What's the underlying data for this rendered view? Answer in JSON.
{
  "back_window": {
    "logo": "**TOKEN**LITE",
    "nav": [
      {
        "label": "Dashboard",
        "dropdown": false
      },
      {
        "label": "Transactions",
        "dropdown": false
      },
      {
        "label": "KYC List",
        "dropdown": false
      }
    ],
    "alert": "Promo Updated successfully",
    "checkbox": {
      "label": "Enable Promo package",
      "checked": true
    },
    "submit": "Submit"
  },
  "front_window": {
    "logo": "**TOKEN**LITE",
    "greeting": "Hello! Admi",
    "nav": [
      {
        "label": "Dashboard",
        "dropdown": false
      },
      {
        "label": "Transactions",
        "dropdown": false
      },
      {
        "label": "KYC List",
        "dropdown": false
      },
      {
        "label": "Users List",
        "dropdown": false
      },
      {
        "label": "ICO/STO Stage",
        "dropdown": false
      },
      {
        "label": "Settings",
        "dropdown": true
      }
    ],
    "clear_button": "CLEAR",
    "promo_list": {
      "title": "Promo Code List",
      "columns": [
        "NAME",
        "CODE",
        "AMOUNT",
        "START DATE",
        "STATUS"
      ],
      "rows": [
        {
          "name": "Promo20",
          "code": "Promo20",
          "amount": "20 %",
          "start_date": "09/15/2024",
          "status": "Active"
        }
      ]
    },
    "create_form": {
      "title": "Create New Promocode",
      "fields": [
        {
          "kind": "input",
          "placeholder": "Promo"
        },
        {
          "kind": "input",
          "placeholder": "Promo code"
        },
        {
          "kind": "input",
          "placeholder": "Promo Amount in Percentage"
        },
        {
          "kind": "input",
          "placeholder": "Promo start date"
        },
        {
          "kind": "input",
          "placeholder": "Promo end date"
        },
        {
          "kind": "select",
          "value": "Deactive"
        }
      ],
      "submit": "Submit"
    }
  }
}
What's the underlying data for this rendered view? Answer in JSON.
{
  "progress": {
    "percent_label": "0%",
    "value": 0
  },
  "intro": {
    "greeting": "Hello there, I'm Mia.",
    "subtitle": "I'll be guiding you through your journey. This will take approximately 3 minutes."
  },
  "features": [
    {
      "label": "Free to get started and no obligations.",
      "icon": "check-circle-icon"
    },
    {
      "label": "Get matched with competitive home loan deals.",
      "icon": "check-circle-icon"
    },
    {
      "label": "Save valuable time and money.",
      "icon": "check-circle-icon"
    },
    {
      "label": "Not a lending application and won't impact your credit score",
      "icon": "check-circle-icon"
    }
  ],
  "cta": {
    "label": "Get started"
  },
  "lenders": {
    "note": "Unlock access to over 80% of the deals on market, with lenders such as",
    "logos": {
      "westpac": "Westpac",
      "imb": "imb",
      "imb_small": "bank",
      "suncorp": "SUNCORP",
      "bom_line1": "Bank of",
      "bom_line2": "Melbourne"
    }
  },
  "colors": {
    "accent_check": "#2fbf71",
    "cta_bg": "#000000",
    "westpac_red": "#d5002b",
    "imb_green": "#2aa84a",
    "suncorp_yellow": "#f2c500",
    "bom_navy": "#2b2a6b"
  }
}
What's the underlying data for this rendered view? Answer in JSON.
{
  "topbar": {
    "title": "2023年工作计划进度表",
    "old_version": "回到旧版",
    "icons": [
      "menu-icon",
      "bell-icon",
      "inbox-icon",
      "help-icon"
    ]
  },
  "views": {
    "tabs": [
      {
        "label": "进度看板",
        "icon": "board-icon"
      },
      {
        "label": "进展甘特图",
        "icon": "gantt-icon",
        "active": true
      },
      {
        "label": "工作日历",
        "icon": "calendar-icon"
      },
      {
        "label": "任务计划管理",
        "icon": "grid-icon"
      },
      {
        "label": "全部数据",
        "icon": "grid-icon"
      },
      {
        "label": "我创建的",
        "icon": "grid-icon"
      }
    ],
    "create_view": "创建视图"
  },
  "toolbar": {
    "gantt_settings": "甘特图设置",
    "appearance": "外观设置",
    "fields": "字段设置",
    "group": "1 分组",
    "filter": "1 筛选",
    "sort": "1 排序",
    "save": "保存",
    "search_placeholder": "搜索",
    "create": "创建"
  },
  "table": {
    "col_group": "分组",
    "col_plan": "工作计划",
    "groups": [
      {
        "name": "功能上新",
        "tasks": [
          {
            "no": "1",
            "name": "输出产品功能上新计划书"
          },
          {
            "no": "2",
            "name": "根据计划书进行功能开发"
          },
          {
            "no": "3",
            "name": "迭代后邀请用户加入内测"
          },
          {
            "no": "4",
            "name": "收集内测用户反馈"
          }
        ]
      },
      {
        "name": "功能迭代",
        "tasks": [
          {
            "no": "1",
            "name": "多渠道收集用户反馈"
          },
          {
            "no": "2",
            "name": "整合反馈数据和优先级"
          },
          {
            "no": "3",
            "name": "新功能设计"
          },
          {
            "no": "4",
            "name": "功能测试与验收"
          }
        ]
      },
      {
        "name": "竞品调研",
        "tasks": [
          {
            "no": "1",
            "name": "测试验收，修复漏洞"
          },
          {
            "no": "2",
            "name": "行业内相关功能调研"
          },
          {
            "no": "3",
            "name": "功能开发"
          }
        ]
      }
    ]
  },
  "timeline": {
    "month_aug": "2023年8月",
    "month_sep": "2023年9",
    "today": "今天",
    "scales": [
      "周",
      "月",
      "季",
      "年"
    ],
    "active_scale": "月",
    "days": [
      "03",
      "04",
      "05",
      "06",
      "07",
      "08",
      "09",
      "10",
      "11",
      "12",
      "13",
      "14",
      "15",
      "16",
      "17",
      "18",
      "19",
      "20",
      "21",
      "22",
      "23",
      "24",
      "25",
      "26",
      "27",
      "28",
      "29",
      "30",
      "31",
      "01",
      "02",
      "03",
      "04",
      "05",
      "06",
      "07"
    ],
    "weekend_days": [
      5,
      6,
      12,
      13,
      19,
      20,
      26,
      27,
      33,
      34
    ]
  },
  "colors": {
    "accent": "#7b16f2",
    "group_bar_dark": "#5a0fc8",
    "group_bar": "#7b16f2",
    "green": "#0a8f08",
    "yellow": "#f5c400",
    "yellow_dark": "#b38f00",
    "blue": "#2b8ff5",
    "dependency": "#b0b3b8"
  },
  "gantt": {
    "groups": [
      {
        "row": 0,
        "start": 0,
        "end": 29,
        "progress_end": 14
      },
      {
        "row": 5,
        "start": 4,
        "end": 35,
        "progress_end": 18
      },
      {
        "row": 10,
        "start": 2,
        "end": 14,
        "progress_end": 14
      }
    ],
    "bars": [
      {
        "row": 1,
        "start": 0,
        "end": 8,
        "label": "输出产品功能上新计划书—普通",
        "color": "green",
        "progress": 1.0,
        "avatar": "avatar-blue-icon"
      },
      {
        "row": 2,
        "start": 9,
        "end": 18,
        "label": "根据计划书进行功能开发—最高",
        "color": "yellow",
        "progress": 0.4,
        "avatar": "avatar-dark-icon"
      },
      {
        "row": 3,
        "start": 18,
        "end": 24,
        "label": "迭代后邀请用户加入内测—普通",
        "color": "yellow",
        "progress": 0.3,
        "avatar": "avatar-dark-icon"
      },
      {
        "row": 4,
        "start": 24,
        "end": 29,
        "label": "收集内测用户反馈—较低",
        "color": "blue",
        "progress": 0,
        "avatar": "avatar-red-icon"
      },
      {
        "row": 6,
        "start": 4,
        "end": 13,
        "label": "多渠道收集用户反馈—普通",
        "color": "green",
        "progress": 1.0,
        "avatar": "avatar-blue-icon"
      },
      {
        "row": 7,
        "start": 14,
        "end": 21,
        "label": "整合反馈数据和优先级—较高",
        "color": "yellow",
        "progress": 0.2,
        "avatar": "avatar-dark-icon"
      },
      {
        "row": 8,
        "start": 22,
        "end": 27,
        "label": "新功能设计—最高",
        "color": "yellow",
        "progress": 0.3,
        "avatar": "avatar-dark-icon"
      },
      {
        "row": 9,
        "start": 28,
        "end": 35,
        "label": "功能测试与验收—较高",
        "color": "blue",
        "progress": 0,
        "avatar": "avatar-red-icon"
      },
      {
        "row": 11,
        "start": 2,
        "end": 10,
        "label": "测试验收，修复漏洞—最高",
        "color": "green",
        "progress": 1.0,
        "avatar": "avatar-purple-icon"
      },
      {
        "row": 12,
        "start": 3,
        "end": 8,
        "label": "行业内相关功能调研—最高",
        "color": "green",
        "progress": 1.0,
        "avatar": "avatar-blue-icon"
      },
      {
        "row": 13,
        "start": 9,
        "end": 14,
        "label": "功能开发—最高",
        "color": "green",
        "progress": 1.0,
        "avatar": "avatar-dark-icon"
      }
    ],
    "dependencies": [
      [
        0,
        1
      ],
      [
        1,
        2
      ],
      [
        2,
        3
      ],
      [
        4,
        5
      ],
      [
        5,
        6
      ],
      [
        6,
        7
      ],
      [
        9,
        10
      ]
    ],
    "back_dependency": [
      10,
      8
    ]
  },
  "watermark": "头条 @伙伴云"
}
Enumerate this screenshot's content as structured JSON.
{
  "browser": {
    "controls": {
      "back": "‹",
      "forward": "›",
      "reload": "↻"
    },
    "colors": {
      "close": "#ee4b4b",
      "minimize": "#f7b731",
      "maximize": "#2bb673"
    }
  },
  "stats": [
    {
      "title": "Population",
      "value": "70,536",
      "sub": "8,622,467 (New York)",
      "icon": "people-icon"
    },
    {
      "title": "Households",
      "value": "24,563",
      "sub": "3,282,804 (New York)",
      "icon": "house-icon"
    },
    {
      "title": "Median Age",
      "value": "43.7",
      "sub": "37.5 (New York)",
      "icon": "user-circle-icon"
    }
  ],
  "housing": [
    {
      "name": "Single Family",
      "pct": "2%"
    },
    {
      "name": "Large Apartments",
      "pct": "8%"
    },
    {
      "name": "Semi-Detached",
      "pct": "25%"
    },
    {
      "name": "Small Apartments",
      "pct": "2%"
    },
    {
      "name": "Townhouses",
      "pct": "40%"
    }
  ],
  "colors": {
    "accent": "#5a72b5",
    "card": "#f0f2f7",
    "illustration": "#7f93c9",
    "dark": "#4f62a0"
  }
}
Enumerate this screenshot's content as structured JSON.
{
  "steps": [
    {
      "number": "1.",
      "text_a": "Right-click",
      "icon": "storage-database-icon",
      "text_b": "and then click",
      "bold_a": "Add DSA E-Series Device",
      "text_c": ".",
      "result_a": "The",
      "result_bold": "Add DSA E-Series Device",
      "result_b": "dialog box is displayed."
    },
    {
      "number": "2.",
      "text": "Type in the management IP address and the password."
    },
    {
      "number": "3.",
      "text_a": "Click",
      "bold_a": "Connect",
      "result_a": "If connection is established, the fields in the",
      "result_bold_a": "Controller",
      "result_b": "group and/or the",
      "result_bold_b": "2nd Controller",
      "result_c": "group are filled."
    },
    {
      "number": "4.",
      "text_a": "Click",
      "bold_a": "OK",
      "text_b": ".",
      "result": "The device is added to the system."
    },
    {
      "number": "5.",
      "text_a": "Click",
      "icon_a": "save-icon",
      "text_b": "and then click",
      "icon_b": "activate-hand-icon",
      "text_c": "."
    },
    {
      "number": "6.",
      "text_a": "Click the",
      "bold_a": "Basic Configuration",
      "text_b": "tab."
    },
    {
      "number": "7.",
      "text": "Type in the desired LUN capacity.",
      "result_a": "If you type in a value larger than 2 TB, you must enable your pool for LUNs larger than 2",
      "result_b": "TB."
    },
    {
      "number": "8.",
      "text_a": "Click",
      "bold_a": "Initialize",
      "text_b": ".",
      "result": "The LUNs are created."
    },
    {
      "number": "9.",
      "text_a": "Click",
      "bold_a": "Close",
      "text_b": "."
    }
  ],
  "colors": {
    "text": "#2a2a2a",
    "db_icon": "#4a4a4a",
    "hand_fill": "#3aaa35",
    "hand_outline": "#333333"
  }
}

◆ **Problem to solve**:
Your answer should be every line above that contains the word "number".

◆ **Exercise answer**:
      "number": "1.",
      "number": "2.",
      "number": "3.",
      "number": "4.",
      "number": "5.",
      "number": "6.",
      "number": "7.",
      "number": "8.",
      "number": "9.",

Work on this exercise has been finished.